DATE: September 2019
The Australian economy is $335m and 3,300 jobs larger as a result of the contribution of recreational hunting and sports shooting.
There are 640,000 recreational hunters and shooters in Australia. This includes those who hunt game and pest animals with firearms, bows or knives, and those who participate in target or sports shooting with firearms. It does not include farmers who shoot pest animals on their properties.
Hunters and shooters generate economic activity through the purchase of goods and services while they are on a hunting trip, such as fuel, groceries, ammunition, meals, and accommodation, as well the purchase of equipment such as firearms, bows and ammunition. The gross contribution to GDP, or the economic footprint, from recreational hunting and sport shooting activity in Australia in 2018 was estimated to be $2.4 billion, comprising $0.8 billion directly and $1.6 billion as a result of flow-on economic activity.
The gross contribution does not tell us the benefits of hunting and shooting for the Australian economy, or conversely, the impact on the economy of the (hypothetical) situation where hunting and shooting were prohibited. If hunting and shooting were prohibited, hunters and shooters would redirect their expenditure to other goods and services, and in many cases to similar outdoor activities such as camping, fishing, four-wheel driving and so on. The ‘net’ contribution to the economy, taking into account the substitution of expenditure to other activities is estimated to be $335m, or 0.02 per cent of Australia’s GDP.

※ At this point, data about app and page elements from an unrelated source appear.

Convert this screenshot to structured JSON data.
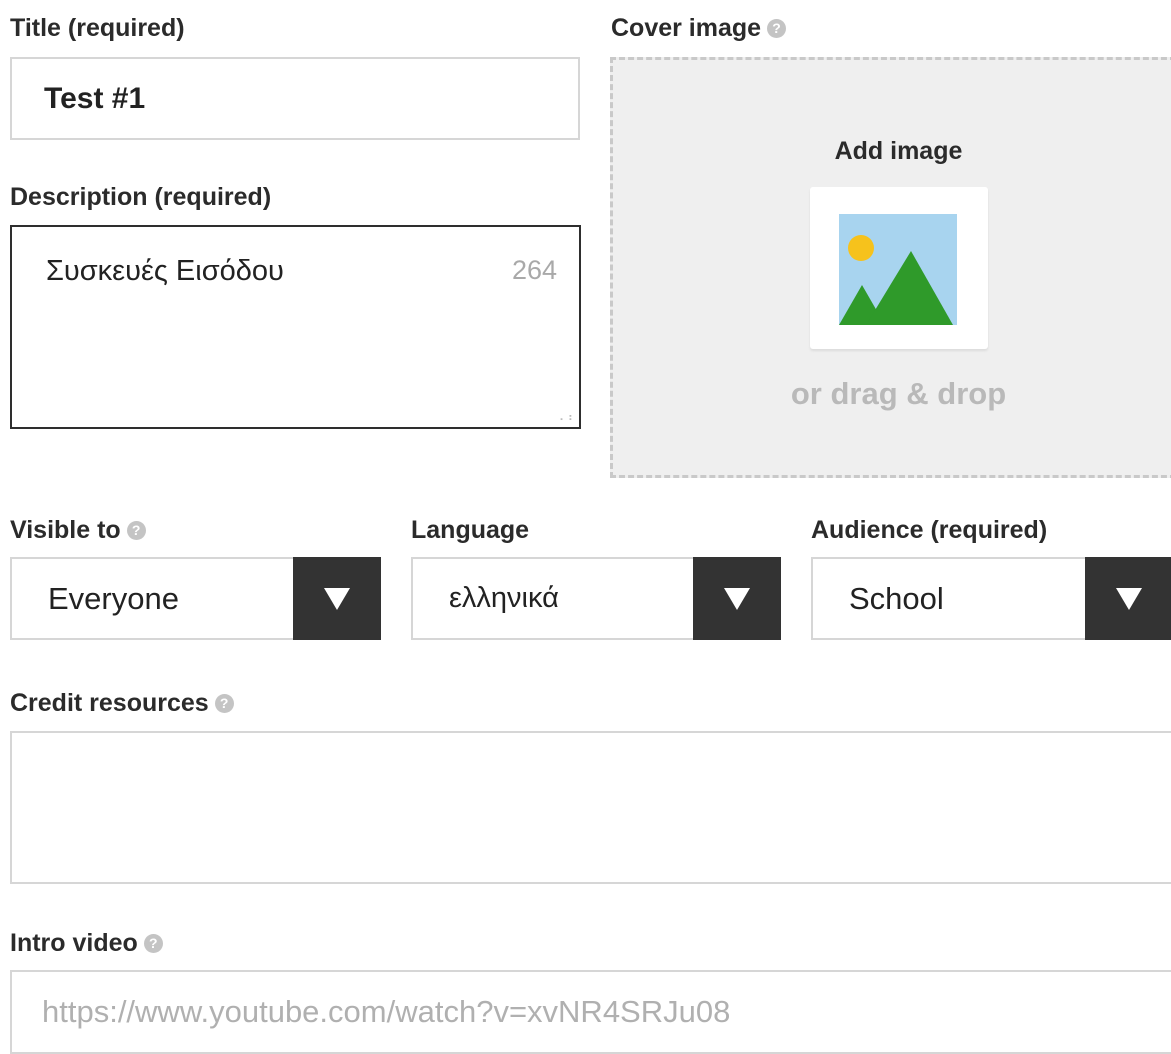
{
  "title_field": {
    "label": "Title (required)",
    "value": "Test #1"
  },
  "description_field": {
    "label": "Description (required)",
    "value": "Συσκευές Εισόδου",
    "remaining_chars": "264"
  },
  "cover_image": {
    "label": "Cover image",
    "add_label": "Add image",
    "drag_text": "or drag & drop"
  },
  "visible_to": {
    "label": "Visible to",
    "value": "Everyone"
  },
  "language": {
    "label": "Language",
    "value": "ελληνικά"
  },
  "audience": {
    "label": "Audience (required)",
    "value": "School"
  },
  "credit_resources": {
    "label": "Credit resources",
    "value": ""
  },
  "intro_video": {
    "label": "Intro video",
    "placeholder": "https://www.youtube.com/watch?v=xvNR4SRJu08"
  },
  "icons": {
    "help": "help-icon",
    "image_placeholder": "image-placeholder-icon",
    "dropdown": "dropdown-arrow-icon"
  },
  "colors": {
    "dropdown_button": "#333333",
    "help_icon": "#c4c4c4",
    "sky": "#a8d4ef",
    "sun": "#f6c21c",
    "mountain": "#2f9a2a"
  }
}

The states where the highest amount of economic activity occurred (on and off trip) were New South Wales and Victoria. These states have relatively large populations of hunters and shooters and hunters and shooters from other states to travel there to hunt and shoot.
Hunting and shooting provides an opportunity for participants to engage in physical activity and hunters and shooters are more likely to be active than the general population. It also provides pathways to higher wellbeing for participants through nature connection, self-efficacy, social networks, physical activity and nutrition; again hunters and shooters have higher levels of well-being than the general population. However, it is not clear whether this is the result of correlation or causation: whether hunting and shooting is responsible for the higher levels of physical activity and well-being, or some other reason.
The data for this study was collected through an online survey, completed by 16,576 hunters and shooters.
Survey respondents were self-selecting and biased towards active hunters and shooters. The best estimate of the level of activity in the population is from data collected by the Australian Bureau of Statistics (9% across the entire population and the Victorian Game Management Authority (63% across Victorian game hunters). The level of activity is crucial to the estimates of economic impact and the major source of uncertainty in this study. Further research on this topic should focus on establishing a reliable and unbiased estimate of the activity levels of hunters and shooters.